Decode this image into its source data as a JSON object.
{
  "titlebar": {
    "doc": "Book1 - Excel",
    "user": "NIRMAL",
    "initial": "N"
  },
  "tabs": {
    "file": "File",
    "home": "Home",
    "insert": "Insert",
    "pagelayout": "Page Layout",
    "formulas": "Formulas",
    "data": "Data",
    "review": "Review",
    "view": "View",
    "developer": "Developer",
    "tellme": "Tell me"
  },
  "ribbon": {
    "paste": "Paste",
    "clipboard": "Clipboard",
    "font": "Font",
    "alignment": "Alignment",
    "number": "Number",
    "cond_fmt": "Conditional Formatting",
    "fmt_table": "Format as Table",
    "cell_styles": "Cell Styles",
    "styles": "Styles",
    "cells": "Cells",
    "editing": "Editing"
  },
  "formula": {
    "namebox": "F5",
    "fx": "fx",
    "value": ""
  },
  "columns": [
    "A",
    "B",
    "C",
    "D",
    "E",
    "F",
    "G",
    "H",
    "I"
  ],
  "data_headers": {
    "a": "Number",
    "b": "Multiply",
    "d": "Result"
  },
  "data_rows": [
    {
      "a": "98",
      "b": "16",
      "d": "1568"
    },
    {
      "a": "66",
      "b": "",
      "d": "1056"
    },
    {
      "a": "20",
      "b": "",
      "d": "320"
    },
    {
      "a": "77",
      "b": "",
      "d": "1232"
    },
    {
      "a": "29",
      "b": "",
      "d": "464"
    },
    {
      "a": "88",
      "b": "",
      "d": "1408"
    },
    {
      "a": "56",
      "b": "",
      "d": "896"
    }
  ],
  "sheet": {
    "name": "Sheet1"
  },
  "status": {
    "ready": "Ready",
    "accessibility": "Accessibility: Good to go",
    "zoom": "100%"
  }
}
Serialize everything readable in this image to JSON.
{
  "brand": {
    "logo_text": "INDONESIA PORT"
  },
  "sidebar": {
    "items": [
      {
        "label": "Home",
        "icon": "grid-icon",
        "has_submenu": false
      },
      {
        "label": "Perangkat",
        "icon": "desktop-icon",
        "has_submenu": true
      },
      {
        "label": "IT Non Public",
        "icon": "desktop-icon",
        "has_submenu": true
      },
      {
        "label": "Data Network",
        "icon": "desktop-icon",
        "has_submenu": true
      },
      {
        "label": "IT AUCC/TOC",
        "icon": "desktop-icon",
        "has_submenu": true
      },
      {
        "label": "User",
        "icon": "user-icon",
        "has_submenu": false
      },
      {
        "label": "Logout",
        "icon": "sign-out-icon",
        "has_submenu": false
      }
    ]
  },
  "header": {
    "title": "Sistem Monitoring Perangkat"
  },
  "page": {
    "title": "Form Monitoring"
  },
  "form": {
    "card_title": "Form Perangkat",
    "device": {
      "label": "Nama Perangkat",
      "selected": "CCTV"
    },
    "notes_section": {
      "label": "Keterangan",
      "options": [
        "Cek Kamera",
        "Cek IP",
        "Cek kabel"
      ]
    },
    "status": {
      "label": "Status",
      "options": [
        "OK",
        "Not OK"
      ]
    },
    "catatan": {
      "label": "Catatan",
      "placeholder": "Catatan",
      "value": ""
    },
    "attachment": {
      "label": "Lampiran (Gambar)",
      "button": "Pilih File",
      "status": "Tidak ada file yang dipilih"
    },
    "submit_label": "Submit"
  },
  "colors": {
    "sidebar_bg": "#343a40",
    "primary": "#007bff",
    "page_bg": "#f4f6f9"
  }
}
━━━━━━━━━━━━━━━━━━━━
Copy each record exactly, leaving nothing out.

Decode this image into its source data as a JSON object.
{
  "titlebar": {
    "doc": "Book1 - Excel",
    "user": "NIRMAL",
    "initial": "N"
  },
  "tabs": {
    "file": "File",
    "home": "Home",
    "insert": "Insert",
    "pagelayout": "Page Layout",
    "formulas": "Formulas",
    "data": "Data",
    "review": "Review",
    "view": "View",
    "developer": "Developer",
    "tellme": "Tell me"
  },
  "ribbon": {
    "paste": "Paste",
    "clipboard": "Clipboard",
    "font": "Font",
    "alignment": "Alignment",
    "number": "Number",
    "cond_fmt": "Conditional Formatting",
    "fmt_table": "Format as Table",
    "cell_styles": "Cell Styles",
    "styles": "Styles",
    "cells": "Cells",
    "editing": "Editing"
  },
  "formula": {
    "namebox": "F5",
    "fx": "fx",
    "value": ""
  },
  "columns": [
    "A",
    "B",
    "C",
    "D",
    "E",
    "F",
    "G",
    "H",
    "I"
  ],
  "data_headers": {
    "a": "Number",
    "b": "Multiply",
    "d": "Result"
  },
  "data_rows": [
    {
      "a": "98",
      "b": "16",
      "d": "1568"
    },
    {
      "a": "66",
      "b": "",
      "d": "1056"
    },
    {
      "a": "20",
      "b": "",
      "d": "320"
    },
    {
      "a": "77",
      "b": "",
      "d": "1232"
    },
    {
      "a": "29",
      "b": "",
      "d": "464"
    },
    {
      "a": "88",
      "b": "",
      "d": "1408"
    },
    {
      "a": "56",
      "b": "",
      "d": "896"
    }
  ],
  "sheet": {
    "name": "Sheet1"
  },
  "status": {
    "ready": "Ready",
    "accessibility": "Accessibility: Good to go",
    "zoom": "100%"
  }
}
Serialize everything readable in this image to JSON.
{
  "brand": {
    "logo_text": "INDONESIA PORT"
  },
  "sidebar": {
    "items": [
      {
        "label": "Home",
        "icon": "grid-icon",
        "has_submenu": false
      },
      {
        "label": "Perangkat",
        "icon": "desktop-icon",
        "has_submenu": true
      },
      {
        "label": "IT Non Public",
        "icon": "desktop-icon",
        "has_submenu": true
      },
      {
        "label": "Data Network",
        "icon": "desktop-icon",
        "has_submenu": true
      },
      {
        "label": "IT AUCC/TOC",
        "icon": "desktop-icon",
        "has_submenu": true
      },
      {
        "label": "User",
        "icon": "user-icon",
        "has_submenu": false
      },
      {
        "label": "Logout",
        "icon": "sign-out-icon",
        "has_submenu": false
      }
    ]
  },
  "header": {
    "title": "Sistem Monitoring Perangkat"
  },
  "page": {
    "title": "Form Monitoring"
  },
  "form": {
    "card_title": "Form Perangkat",
    "device": {
      "label": "Nama Perangkat",
      "selected": "CCTV"
    },
    "notes_section": {
      "label": "Keterangan",
      "options": [
        "Cek Kamera",
        "Cek IP",
        "Cek kabel"
      ]
    },
    "status": {
      "label": "Status",
      "options": [
        "OK",
        "Not OK"
      ]
    },
    "catatan": {
      "label": "Catatan",
      "placeholder": "Catatan",
      "value": ""
    },
    "attachment": {
      "label": "Lampiran (Gambar)",
      "button": "Pilih File",
      "status": "Tidak ada file yang dipilih"
    },
    "submit_label": "Submit"
  },
  "colors": {
    "sidebar_bg": "#343a40",
    "primary": "#007bff",
    "page_bg": "#f4f6f9"
  }
}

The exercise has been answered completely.